Views on commodities and energy
Just as the U.S. Department of Energy was telling the American public to brace for gasoline prices up to $4.15 cents this summer, 13 people were indicted in New Jersey on charges of stealing the increasingly pricey fuel from the state, according to a press release on the NJ Attorney General’s website.
Twelve of the people charged with gasoline theft were New Jersey government employees, who allegedly filled up their personal vehicles at state-owned gas pumps. The degrees of theft varied wildly, from stealing 12 gallons to more than $1,000 worth gasoline, the press release said.
But with the average price of gasoline now north of $4 per gallon, the alleged gasoline thieves may have company. According to the Petroleum Marketers Association of America, “drive-off” thefts, where customers fill up and then take off without paying are on the rise.

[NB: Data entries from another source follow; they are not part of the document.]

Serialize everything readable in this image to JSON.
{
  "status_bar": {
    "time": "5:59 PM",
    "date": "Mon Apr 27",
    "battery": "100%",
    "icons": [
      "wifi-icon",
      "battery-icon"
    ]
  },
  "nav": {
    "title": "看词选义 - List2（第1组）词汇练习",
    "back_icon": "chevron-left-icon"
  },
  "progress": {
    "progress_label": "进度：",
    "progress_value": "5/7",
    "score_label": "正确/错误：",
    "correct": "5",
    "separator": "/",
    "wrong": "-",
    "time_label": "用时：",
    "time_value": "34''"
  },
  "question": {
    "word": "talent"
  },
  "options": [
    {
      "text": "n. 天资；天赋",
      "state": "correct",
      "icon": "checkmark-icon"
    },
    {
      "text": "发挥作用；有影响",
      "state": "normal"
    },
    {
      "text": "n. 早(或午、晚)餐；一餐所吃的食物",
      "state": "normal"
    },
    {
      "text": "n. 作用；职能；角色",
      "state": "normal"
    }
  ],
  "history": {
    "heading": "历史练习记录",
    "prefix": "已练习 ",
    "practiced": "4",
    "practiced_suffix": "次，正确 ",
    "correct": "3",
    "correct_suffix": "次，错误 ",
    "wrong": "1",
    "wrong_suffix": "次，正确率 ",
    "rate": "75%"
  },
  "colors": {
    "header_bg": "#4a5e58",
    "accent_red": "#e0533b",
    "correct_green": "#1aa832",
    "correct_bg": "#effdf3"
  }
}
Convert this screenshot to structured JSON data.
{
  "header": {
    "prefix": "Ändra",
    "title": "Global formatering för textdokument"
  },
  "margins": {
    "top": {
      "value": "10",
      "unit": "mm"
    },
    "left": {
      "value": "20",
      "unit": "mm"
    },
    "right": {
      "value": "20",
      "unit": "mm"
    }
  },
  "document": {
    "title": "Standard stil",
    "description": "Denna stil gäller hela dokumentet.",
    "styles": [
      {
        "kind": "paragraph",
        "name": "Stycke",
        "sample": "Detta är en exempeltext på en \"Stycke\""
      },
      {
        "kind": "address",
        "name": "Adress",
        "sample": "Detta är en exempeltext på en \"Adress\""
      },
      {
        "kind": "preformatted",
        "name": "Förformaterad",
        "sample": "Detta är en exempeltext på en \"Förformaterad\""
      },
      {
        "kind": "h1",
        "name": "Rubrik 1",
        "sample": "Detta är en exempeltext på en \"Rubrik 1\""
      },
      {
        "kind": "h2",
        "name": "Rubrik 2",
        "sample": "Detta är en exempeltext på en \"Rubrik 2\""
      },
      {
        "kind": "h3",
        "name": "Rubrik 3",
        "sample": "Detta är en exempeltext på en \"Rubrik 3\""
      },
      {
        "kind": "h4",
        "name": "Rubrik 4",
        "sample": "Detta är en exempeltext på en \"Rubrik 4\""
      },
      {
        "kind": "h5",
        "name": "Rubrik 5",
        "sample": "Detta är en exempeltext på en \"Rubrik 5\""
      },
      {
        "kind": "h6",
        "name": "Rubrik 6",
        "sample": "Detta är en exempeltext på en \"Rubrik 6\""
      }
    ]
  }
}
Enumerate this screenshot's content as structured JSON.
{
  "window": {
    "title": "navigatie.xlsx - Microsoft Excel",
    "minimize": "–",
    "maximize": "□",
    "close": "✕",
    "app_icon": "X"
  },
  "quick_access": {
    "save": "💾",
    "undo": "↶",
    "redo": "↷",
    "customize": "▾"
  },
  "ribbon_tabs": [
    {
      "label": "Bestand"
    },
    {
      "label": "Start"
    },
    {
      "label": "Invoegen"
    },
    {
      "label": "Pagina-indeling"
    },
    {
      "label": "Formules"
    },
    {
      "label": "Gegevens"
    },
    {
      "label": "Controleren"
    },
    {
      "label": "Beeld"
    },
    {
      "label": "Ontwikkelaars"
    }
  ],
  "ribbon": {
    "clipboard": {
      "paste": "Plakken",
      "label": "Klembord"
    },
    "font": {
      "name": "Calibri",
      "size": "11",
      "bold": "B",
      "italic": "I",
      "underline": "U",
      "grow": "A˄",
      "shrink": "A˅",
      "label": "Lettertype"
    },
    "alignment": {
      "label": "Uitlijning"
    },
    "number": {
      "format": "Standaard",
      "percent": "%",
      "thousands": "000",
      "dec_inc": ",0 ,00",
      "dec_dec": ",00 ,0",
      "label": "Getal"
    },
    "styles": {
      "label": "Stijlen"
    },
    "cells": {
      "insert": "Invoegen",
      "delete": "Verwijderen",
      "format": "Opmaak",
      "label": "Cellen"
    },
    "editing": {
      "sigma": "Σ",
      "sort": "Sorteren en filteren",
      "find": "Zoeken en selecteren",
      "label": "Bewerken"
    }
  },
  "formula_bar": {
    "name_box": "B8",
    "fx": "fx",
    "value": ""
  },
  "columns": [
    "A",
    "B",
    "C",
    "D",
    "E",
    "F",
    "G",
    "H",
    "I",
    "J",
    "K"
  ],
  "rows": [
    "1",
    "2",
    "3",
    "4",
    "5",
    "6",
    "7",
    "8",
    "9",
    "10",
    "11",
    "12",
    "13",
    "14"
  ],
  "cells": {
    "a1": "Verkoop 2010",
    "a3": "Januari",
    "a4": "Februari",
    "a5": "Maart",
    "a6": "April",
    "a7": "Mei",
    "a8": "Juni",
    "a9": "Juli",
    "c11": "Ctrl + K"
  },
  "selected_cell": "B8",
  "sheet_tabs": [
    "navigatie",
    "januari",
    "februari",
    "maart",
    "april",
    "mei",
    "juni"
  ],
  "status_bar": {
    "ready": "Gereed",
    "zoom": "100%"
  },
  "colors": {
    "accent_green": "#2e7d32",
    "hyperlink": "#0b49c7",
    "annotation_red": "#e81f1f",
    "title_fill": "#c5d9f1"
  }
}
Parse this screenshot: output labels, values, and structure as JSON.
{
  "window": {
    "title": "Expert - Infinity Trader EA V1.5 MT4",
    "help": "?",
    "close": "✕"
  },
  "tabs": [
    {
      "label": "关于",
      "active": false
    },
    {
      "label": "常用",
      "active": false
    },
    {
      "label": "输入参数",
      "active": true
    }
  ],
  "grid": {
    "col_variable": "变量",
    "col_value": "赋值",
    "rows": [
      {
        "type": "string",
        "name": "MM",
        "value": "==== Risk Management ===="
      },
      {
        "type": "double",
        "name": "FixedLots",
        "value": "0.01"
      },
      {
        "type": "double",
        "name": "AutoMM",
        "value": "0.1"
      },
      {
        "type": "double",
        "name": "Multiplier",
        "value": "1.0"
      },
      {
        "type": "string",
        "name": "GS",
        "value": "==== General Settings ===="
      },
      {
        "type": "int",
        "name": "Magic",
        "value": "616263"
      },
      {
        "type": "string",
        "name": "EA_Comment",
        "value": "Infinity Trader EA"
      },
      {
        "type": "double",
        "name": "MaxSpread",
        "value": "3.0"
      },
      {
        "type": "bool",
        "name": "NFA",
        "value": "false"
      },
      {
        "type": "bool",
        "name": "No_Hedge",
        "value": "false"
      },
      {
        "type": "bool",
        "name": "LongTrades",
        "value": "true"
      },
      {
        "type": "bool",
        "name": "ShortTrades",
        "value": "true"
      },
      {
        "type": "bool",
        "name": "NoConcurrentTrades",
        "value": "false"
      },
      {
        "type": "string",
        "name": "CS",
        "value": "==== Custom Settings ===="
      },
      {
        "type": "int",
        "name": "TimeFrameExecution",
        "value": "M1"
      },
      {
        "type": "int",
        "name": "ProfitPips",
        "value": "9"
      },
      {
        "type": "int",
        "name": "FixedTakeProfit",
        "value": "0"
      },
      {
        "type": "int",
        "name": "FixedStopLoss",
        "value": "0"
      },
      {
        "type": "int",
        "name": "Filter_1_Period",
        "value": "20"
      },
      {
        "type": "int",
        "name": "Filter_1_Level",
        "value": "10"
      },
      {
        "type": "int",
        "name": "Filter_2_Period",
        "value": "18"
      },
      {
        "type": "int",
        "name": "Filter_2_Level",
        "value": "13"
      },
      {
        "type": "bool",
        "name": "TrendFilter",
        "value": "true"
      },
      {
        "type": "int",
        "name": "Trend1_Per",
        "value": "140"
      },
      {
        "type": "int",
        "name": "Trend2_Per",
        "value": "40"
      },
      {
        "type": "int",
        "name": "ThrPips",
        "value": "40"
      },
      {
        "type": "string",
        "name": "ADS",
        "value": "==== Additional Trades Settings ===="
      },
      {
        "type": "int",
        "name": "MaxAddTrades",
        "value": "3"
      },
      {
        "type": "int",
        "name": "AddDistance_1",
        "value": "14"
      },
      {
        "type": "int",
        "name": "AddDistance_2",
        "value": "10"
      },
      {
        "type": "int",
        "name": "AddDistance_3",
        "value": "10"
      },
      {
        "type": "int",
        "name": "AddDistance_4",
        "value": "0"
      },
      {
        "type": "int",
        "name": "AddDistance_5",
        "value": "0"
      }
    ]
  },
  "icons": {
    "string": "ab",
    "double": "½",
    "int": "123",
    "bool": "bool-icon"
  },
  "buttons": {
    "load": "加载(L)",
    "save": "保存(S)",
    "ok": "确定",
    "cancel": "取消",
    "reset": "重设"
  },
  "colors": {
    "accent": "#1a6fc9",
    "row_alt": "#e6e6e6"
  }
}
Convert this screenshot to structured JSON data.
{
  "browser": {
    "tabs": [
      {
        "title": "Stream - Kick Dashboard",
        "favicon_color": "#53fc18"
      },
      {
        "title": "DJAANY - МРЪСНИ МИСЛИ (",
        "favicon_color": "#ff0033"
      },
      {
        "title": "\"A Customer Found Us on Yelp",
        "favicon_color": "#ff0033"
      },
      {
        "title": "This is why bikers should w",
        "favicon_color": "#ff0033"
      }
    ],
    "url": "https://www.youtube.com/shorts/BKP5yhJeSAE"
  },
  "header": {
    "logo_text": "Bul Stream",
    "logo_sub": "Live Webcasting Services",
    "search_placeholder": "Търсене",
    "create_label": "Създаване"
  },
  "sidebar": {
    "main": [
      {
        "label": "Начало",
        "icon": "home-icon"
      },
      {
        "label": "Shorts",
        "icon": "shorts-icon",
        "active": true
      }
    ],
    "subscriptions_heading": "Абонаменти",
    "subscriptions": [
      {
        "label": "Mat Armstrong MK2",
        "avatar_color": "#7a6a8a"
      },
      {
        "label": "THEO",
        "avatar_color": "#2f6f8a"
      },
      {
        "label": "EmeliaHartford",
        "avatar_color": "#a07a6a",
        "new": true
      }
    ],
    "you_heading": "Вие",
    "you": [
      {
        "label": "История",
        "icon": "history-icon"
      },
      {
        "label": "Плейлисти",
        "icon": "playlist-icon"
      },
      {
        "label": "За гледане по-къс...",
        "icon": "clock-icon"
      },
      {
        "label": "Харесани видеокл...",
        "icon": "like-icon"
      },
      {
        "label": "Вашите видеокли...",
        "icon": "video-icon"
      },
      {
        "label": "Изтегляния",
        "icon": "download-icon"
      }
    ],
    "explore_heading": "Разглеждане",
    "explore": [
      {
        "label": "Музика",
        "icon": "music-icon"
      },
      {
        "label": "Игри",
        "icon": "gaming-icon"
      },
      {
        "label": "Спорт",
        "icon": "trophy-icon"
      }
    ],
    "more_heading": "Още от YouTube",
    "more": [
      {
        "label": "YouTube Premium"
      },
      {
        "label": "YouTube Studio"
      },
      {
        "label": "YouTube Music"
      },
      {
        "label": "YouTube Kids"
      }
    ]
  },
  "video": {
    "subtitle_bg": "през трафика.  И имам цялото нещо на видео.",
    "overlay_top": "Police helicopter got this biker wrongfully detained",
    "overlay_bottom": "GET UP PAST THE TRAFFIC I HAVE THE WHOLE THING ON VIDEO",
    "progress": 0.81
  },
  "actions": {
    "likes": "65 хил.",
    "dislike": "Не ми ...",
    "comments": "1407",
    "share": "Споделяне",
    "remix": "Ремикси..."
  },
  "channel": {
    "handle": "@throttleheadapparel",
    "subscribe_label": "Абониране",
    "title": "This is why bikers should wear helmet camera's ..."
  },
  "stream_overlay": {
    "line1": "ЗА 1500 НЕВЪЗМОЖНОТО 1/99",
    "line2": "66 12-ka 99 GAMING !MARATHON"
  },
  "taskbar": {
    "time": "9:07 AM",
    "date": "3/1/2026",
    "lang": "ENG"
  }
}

Here are two outstanding examples of the ripple effects around the world when the dollar stumbles. Oil is at a record high at $110 and gold has topped $1,000 an ounce for the first time, while the dollar has fallen below 100 yen for the first time in more than a decade. Most commodities are priced in dollars, so the weaker the greenback, the cheaper it is for holders of other currencies to buy gold and oil. Gold is also generally seen as a hedge against oil-led inflation. Gold has jumped 19 percent this year on top of a 32 percent rise in 2007.